More lessons from CRM - CRM systems like SITP systems are largely oriented at making decisions (rather that supporting transactions) i.e. more shameless plagiarism (or learning from more mature disciplines as a I prefer to think of it as)
See the source reference here: http://www.computerworld.com/s/article/9135688/What_Price_CRM_Data_Quality_?source=CTWNLE_nlt_entsoft_2009-07-23
In an SITP the data does not have to be perfect to be useful. Many things can be just an approximation or can be missing altogether. So how do you decide where to make your data quality investment?
The first step is separate the data elements (objects and relationships and their properties) into three categories the ones that:
(1) must be there and must be correct to prevent corruption in external systems or misrepresentation of the business.
(2) should be correct for the SITO to work at all
(3) people have asked for to make decisions or record the state of the enterprise
A data quality analysis on each data element in the three categories can be scored based on questions such as:
- Ownership - Does it have an undisputed owner, or is it updated by specific roles as part of a formal business process, or can nearly anyone update it in an ad-hoc fashion.
- Validatity and auditability - Does it have validation on entry and does an audit trail track changes.
- Completeness and correctness - how complete is the source data, how much is missing, clearly incorrect, or duplicate.
Developing an understanding of this metadata is a 1st step that needs to be taken when looking at data preparation and loading.
Data element in an SITP system is in there because it was required to answer a specific business questions and/or because the SITP system is the source of record for this data.
Analysis will discover what data elements that are often missing or wrong. Depending on what concepts are being dealt with the data that is often found missing depends changes e.g.
- Business goals and strategies - will often lack: weighting and explicit relationships
- Applications - will often lack: a range of cost information, related standards and business processes
- Standards - will often lack: lifecycles, basis of current preferences, current and planned usage
Historically where there is no SITP solution it is difficult to collect some of the data in the first place, there are many ways for the meaning of the data to be misinterpreted or misrepresented, and there is often no easy way of usefully applying it (i.e. its recorded as academic exercise and not tested through the fire of use).
In many cases, you can't afford to spend too much on data quality before the system is implemented. What you need to understand is the metadata. If the business question needing this data is materially affected by the quality of this data you will need to carefully assess the cost of remediating the data with the impact and improvement in its quality with have on the decision that are being made base on it.
You can set business rules that allow you to determine when it's worth chasing a data element's quality and when it isn't.
It gets exponentially more expensive to improve data quality. If it costs $X to get solid data quality on 2/3rds of your records, it will probably cost $2X to get the data quality right on half of the remaining records, and $4X to get the half of what bis then left.

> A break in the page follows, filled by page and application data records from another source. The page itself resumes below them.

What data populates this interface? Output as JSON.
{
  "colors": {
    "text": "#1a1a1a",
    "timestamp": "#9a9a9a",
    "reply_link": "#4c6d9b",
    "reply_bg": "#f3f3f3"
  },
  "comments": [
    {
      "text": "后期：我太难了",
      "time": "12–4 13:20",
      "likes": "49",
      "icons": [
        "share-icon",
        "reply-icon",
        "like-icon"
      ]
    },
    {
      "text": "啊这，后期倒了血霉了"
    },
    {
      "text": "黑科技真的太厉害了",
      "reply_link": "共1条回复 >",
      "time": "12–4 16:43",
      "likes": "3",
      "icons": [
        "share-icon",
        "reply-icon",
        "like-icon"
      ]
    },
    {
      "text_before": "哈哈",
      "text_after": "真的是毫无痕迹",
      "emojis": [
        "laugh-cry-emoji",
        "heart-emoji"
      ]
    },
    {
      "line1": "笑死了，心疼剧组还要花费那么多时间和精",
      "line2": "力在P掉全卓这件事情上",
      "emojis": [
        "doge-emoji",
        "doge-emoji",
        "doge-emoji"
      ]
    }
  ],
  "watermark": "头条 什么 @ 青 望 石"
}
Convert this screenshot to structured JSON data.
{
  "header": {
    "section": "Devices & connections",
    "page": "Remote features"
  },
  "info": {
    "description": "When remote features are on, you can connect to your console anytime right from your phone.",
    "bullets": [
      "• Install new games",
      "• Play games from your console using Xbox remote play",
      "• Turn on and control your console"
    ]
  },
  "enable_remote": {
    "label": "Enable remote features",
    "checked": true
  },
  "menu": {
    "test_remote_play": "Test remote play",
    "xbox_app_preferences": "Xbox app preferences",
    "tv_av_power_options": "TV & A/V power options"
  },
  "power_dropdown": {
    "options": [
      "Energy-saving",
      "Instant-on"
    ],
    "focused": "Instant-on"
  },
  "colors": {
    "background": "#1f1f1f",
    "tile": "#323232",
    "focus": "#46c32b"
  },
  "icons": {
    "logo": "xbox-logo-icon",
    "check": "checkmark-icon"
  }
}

For most purposes it is hard to justify a lot of remediation on historical data, and one is better to invest the effort time in improving the way data is captured on an ongoing basis. In many cases it is sufficient to start capturing data on a forward on a JIT basis, or as data is used. Over a short space of time i.e. a year a two most of the data needed for SITP will accrete as natural by-product of improved processes (of course adapting the processes to capitalise on the SITP is a key step to enabling this).